WHAT IS NEEDED: In the material below, find each line that contains the word "icon" and copy it.

MATERIAL TO PROCESS:
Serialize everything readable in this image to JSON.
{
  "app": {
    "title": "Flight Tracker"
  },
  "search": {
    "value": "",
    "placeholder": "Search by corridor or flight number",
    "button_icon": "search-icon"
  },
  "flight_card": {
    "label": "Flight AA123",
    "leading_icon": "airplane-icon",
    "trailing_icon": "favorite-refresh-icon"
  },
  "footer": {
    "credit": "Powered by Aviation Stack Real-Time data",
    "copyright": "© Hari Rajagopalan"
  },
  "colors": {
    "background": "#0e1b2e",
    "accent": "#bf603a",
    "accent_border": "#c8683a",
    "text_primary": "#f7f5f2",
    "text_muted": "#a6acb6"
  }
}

RESULT OF THIS TASK:
    "button_icon": "search-icon"
    "leading_icon": "airplane-icon",
    "trailing_icon": "favorite-refresh-icon"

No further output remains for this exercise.